The city of Oaxaca is brimming with culture, art and so many things to do. We love getting lost in its beauty strolling around the historical centre among art galleries, churches and museums. Oaxaca has more to offer – it is also one of the top foodie regions in Mexico. If you are lucky enough to visit Oaxaca, here’s an overview of the typical Oaxacan cuisine that you have to try. ‘Oaxaca Al Gusto: An Infinite Gastronomy‘ is also well worth a read!
First on our list of Oaxacan cuisine, we have Oaxacan Mole. It comes in many different flavours and colours – 8 varieties in all just in Oaxaca.

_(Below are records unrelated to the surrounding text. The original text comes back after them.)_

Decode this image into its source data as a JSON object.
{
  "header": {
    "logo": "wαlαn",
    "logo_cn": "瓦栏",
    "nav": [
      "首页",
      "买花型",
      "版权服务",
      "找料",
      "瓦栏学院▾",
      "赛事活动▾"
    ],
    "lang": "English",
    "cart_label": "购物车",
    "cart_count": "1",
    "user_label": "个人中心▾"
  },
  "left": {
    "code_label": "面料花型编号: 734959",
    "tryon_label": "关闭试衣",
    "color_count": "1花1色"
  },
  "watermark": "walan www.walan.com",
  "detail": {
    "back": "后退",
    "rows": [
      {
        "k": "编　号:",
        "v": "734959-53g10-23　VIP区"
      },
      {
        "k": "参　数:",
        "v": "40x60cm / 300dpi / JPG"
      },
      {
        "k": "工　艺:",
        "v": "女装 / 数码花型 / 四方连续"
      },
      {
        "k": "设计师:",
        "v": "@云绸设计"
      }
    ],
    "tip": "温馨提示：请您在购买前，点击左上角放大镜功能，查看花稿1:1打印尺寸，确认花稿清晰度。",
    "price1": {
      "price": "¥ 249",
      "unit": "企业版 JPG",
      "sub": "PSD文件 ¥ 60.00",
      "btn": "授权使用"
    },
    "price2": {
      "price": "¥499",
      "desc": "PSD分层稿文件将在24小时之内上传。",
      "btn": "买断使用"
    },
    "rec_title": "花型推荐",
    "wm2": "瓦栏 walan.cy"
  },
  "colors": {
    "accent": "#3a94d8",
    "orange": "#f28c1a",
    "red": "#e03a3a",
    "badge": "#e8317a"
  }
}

You will also find Mole in Puebla another foodie Mexican city. Made of over 30 ingredients including a good quantity of unsweetened dark chocolate another thing Oaxaca is famous also. You will find Mole served with different kinds of meat. We were so inspired we came up with our own mole recipe.
For the more adventurous, we recommend trying chapulines (translated: fried grasshoppers)! They are crunchy, savoury and we think that when flavoured with chilli they are surprisingly a bit addictive!
If you like quesadillas, let us introduce you to tetelas! Made with corn masa and triangle-shaped, you will find them stuffed with black beans and other various ingredients, and cooked on a griddle. They make for fun and tasty finger foods!
Tlayuda consists of a large, thin, crunchy, partially fried or toasted tortilla covered with a spread of refried beans, lettuce or cabbage, avocado, meat, Oaxaca cheese, and salsa.
Next on our list of Oaxacan cuisine is Oaxaca cheese. You will find Oaxaca cheese in every Mexican supermarket. It is stringy, tender and a bit chewy. It is totally delicious in quesadillas, tacos, empanadas and soups.
With so many varieties of mole, there is no surprise that Oaxaca is so well known for its artisanal chocolate. We recommend you try one of their delicious, thick chocolate drinks!
No list of Oaxacan cuisine would be complete without mentioning Mezcal! Mezcal has become known as tequila’s smoky cousin. Produced in Oaxaca, Mezcal is now gaining ground on tequila in American bars. For more information on this increasingly popular drink, please visit our guide to Mezcal.